The National Health Care Trend Survey 2012 is reporting an increase of 9.9 percent for all types of medical plans in the U.S. While this seems to be a high increase, it is actually lower than the 2011 Survey reported. It is actually the first time since 2001 that the Survey has reported a less than 10 percent increase for medical plans, according to SHRM Online. The lower than ‘normal’ increase for medical plans is estimated to be a result of the economic downturn – primarily because employees are foregoing elective medical services as a way to save money.
While this is good news (that the percentage is the lowest it has been in 11 years), this still means an increase in medical plans to some extent. Some employers will foot the bill for the increase; however, the majority of companies will likely split the increase with their employees, or even put the entire increase on the employee. I recommend really looking at your health plan when open enrollment comes up to determine what benefits you have, what you have and have not used in the past, and what you don’t think you will need. This could lead to cost savings for you. You really have to look at the plans to see what is right for you and your family.

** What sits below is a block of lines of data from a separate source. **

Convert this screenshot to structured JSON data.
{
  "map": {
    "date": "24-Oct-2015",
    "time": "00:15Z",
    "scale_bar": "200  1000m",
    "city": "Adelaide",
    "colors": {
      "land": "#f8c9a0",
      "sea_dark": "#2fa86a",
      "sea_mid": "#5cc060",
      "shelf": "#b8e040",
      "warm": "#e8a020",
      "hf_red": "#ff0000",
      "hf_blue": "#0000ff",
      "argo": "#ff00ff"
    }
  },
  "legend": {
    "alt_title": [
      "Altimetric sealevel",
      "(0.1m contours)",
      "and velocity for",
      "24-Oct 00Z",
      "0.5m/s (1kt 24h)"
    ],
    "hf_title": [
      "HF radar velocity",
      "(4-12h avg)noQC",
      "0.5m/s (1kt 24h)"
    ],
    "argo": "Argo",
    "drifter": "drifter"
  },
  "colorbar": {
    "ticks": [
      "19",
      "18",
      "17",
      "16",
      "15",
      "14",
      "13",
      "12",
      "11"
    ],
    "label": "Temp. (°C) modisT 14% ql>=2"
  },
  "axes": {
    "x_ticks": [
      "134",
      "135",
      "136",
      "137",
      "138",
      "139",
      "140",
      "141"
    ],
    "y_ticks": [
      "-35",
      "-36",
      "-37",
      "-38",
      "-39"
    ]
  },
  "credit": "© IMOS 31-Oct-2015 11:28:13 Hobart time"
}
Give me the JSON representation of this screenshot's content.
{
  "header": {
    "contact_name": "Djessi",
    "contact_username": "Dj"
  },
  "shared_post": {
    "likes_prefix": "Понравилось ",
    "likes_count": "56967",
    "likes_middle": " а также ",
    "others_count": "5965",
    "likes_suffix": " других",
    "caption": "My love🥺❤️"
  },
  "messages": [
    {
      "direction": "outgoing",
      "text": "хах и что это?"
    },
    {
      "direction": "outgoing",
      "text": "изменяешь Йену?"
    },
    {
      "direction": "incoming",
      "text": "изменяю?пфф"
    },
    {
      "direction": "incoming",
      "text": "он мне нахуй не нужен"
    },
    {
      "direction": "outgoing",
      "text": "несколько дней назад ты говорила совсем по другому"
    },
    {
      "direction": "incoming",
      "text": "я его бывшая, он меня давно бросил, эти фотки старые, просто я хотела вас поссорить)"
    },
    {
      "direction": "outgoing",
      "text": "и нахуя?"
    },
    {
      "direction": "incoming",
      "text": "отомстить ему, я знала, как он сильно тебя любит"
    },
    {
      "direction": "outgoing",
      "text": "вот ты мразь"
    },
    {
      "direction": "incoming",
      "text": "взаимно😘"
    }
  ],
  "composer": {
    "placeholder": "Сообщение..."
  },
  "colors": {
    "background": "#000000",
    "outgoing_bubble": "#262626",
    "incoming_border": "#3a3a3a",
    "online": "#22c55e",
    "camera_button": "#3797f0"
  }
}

Does your employer provide medical plans to employees? If so, do you know how much your employer is paying vs. what you are paying?